700.0011 R 34/3

Memorandum by the Secretary of State of a Conversation with the German Ambassador (Wiedfeldt), December 28, 1922

The Ambassador called to inquire with respect to the published reports that Germany had made a proposal to guarantee her boundaries or to enter into a peace agreement for thirty years. The Secretary asked where the reports were published. The Ambassador said they apparently came from London; that he was quite sure nothing had been said on the subject in Berlin. The Secretary said that nothing had been said here; that no one knew of the matter except the President, the French Ambassador, Mr. Phillips35 and Mr. Castle,36 and that no reports had emanated from Washington that had come to the Secretary’s attention.

The Secretary said that he had thought it unwise to submit to Great Britain, France and Italy the proposal of Germany for some engagement not to go to war for a generation without a plebiscite unless there was reason to believe that it would be considered sympathetically by France. The Secretary said that he thought it best to approach France in the first instance in an informal manner. The Ambassador expressed approval of this course.

The Secretary said that he had brought the matter before the French Ambassador and that he had suggested in presenting it that [Page 210] it was a very important proposal. The Secretary had said that if the nations resolved upon peace for a generation it could not but affect their disposition toward each other and that the psychology of peoples was an important matter to be considered in dealing with such a proposal. The Secretary had added that war was not popular; that it was no longer conducted by a professional class of soldiers whose interests only remotely affected the people at large; that every boy now knew that if he were able to walk he would be likely to be called to the front if there were a war; and that whatever Governments might be planning or think possible the Secretary was quite sure that the boys who were growing up would not desire in the light of what they had observed with respect to war to be called upon to engage in one.
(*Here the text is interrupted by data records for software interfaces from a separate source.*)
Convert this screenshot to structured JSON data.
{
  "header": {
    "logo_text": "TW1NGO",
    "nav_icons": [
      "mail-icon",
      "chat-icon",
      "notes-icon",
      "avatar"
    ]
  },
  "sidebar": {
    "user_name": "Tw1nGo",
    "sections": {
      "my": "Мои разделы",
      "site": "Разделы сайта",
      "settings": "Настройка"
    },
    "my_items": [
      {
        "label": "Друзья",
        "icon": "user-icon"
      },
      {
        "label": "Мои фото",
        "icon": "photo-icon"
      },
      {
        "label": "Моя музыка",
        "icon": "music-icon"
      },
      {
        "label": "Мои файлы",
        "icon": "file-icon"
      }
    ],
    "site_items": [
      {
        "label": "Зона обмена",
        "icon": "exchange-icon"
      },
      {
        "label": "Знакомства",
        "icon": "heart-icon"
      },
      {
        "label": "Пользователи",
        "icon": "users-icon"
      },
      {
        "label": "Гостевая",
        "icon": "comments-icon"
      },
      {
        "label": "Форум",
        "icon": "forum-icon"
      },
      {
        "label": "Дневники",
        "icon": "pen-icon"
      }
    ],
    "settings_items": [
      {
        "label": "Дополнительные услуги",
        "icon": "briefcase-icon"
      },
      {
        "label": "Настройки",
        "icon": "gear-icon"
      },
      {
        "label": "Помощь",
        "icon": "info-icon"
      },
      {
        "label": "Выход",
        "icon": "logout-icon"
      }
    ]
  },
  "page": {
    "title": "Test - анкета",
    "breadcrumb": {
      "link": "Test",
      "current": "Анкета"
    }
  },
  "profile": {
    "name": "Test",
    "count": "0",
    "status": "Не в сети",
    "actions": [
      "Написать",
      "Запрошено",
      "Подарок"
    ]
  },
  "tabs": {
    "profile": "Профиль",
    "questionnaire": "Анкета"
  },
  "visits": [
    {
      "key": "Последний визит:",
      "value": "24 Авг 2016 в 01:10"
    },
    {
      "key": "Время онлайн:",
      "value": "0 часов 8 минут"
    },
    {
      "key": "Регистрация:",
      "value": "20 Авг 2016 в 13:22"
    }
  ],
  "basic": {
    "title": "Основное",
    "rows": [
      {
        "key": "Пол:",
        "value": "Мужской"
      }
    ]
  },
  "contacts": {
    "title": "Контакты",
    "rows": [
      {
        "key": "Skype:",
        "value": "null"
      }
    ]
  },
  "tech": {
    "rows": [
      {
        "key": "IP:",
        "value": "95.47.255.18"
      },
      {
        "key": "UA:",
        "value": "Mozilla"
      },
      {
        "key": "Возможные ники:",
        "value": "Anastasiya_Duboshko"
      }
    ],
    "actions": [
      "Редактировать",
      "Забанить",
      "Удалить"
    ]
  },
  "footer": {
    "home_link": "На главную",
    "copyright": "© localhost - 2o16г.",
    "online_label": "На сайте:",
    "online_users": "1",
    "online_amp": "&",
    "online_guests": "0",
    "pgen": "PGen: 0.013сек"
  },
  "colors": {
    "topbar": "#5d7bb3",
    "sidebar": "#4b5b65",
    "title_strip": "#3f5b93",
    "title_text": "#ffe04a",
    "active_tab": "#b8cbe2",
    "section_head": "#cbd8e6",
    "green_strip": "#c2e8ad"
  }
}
The Secretary said that he had in his first interview with the French Ambassador referred to what the German Ambassador had presented and in another interview had read the text of the memorandum which the German Ambassador had left with the Secretary.
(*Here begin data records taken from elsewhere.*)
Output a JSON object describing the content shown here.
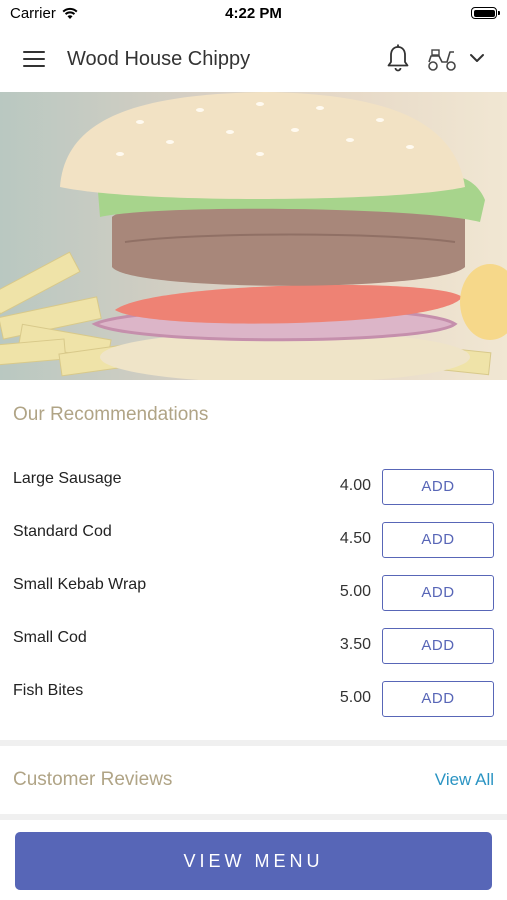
{
  "status_bar": {
    "carrier": "Carrier",
    "time": "4:22 PM"
  },
  "header": {
    "title": "Wood House Chippy"
  },
  "icons": {
    "menu": "hamburger-menu-icon",
    "notifications": "bell-icon",
    "delivery": "scooter-icon",
    "dropdown": "chevron-down-icon"
  },
  "recommendations": {
    "title": "Our Recommendations",
    "items": [
      {
        "name": "Large Sausage",
        "price": "4.00",
        "button": "ADD"
      },
      {
        "name": "Standard Cod",
        "price": "4.50",
        "button": "ADD"
      },
      {
        "name": "Small Kebab Wrap",
        "price": "5.00",
        "button": "ADD"
      },
      {
        "name": "Small Cod",
        "price": "3.50",
        "button": "ADD"
      },
      {
        "name": "Fish Bites",
        "price": "5.00",
        "button": "ADD"
      }
    ]
  },
  "reviews": {
    "title": "Customer Reviews",
    "view_all": "View All"
  },
  "footer": {
    "view_menu": "VIEW MENU"
  },
  "colors": {
    "accent": "#5766b7",
    "section_title": "#b0a486",
    "link": "#2b94c3"
  }
}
The Secretary said that the French Ambassador after communicating with his Government had informed the Secretary that they could not entertain the proposal; that under their constitutional system Parliament had, the power to engage in war without a plebiscite, and that to enter into such an agreement would require a change in their constitution which they could not contemplate.

The Ambassador said there were reports that the French had also said they could not trust the Germans. The Secretary said that he did not care to go into any comment of that sort, but it was true that in addition to the constitutional question it had been suggested that the German system of instruction was such that their youth were brought up to hate the French and to consider revenge, and that the French felt that until this was changed there would be no hope in an agreement which involved a plebiscite as that would readily be obtained if Germany desired to make war. The Secretary said he did not care to refer to or emphasize comments of that sort, in view of the constitutional difficulty which the French presented.

The Secretary added that he did not feel at liberty without the consent of both Governments to make public the conversations which had been had or the nature of the proposed agreement. He felt, however, that he was bound to state to the German Ambassador the response which had been made to the German proposal. The Secretary said that it was, of course, for the German Government to decide what it would say, if anything, with respect to their proposal and the result. The Secretary felt, however, that at this time it was important that nothing should be done to create further difficulties.

  1. William Phillips, Under Secretary of State.
  2. William R. Castle, Jr., Chief of the Division of Western European Affairs, Department of State.